- _SOURCE MATERIAL_
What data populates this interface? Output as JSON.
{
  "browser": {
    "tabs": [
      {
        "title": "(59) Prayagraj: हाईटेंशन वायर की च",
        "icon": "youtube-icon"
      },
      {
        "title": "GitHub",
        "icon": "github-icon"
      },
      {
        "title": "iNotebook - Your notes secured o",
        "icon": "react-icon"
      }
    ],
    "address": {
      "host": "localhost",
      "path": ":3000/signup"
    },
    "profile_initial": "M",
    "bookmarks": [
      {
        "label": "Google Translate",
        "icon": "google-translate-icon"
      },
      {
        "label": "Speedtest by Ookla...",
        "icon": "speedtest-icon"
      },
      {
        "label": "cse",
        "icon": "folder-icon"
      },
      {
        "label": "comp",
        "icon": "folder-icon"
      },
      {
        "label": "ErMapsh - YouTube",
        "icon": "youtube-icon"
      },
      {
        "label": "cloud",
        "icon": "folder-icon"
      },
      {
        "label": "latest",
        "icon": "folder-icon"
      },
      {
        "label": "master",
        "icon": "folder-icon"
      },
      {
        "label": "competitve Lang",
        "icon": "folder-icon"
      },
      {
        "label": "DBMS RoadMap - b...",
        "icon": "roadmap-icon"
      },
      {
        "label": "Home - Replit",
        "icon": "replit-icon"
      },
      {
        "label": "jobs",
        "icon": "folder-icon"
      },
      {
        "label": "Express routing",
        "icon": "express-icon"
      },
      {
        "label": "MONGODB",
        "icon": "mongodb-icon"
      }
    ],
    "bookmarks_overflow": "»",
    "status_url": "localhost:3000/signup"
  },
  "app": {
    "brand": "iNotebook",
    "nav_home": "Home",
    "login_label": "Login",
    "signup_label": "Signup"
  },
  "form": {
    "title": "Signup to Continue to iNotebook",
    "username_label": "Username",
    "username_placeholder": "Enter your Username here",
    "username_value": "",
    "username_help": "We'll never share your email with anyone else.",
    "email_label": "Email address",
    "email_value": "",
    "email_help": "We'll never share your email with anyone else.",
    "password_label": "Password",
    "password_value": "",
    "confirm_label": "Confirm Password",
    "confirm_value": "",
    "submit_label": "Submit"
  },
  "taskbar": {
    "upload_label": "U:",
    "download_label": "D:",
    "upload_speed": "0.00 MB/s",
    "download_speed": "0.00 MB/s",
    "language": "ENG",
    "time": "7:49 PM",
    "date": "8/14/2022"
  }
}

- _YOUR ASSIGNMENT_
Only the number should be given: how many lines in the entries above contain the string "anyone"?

- _FINISHED EXERCISE_
2